Finally, the employee’s aptitude must be considered when determining whether to invest in additional coaching. We are not all equally gifted in terms of intellect. While an aptitude deficit may not be problematic in low-skill positions, it can be a significant impediment in most functions. If you know that you are working with an employee whose aptitude is insufficient for the job at hand, it may not be worth it to continue to coach. While training and education are certainly available options, they are not guaranteed to remedy all aptitude issues.
While attitude, altitude and aptitude are important considerations, they are not the end of the story. Troublesome employees may be troublesome for reasons you have yet to consider. They may not be sold on changes, approaches or commonplace practices in your workplace. They may be unconvinced of your leadership competence.

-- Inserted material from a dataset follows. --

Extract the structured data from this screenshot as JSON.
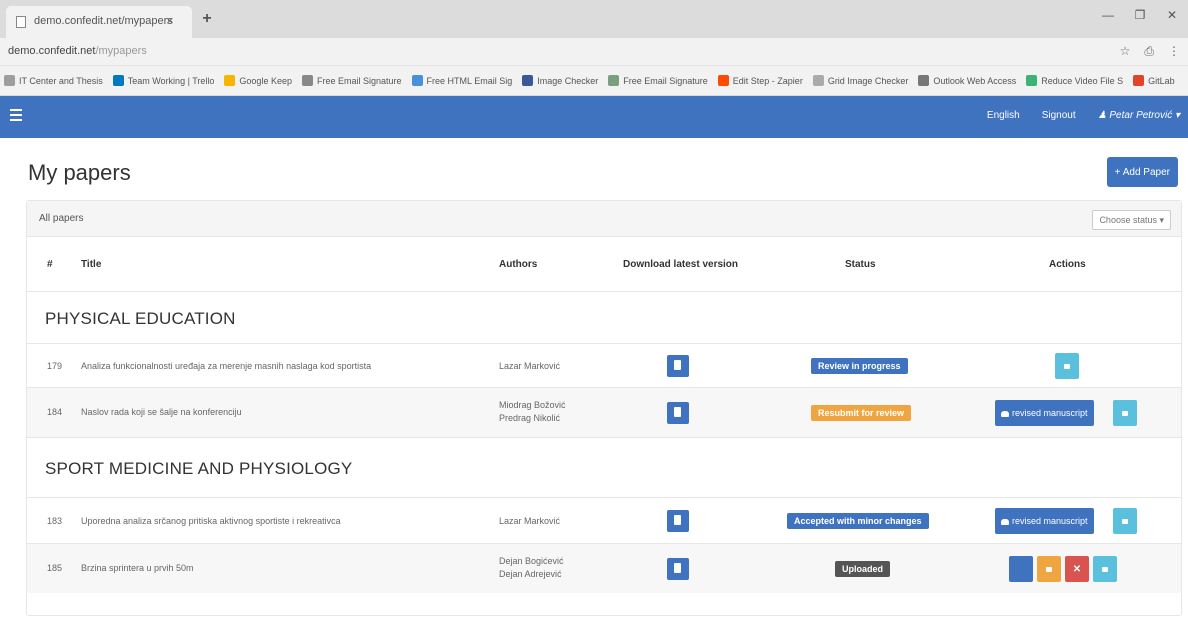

They may have legitimate reasons for skepticism and distrust.
It is important that you understand the four stages that people go through when they are asked to change their behaviors.1 They begin with a state of unawareness that is described as pre-contemplation. This is the seemingly blissful stage when they are moving through their normal routines unaware of what is going to impact them. The second stage is contemplation. It is at this stage that new ways of being have been introduced and employees think about their new awareness to a concept, practice, policy or procedure. While managers wish that employees would skip contemplation and move into immediate acceptance of whatever is new, in the real world this seldom happens. There may be grumbling and complaints during this contemplative period. The grumpy may get grumpier. Some employees may find ways to sabotage, so they can maintain the status quo. The third stage, action, requires behavioral change. Coaching is critical to eliciting the kind of action you desire and helping employees create the skill set to sustain that action. Finally, maintenance is the fourth stage. Consistent coaching is critical to helping employees stay the course.
These four stages raise the important issue of choice. Employees have choices in their behavior. They ultimately decide how they are going to respond to your coaching. They decide how they are going to use their energies and how much they are going to invest in the organization. While they may have the appropriate attitude, altitude and aptitude, if they determine that they are not going to translate those attributes into action, all of the best coaching in the world will be pointless.
The question of whether all employees can benefit from coaching is not easily answered. There are factors that have to be weighed. They include attitude, altitude and aptitude. Even these factors do not mitigate the role of individual choice. Employees decide whether they will contemplate, act and maintain appropriate standards and behavior. It is up to the leader to create an environment where the best and brightest will want to stay, invest and commit. Coaching is certainly a mechanism that aids in the creation of that environment.
Joanne L. Smikle provides insightful consulting and leadership education to public and private sector organizations across the country. She specializes in leadership development, collaboration and customer satisfaction. Visit www.smiklespeaks.com for articles and resources. She can be reached at email@example.com or 301.596.3140.
1 The four stages are adapted from “Organizational Change and Development,” by Karl E. Weick and Robert E. Quinn, published in The Annual Review of Psychology, 1999.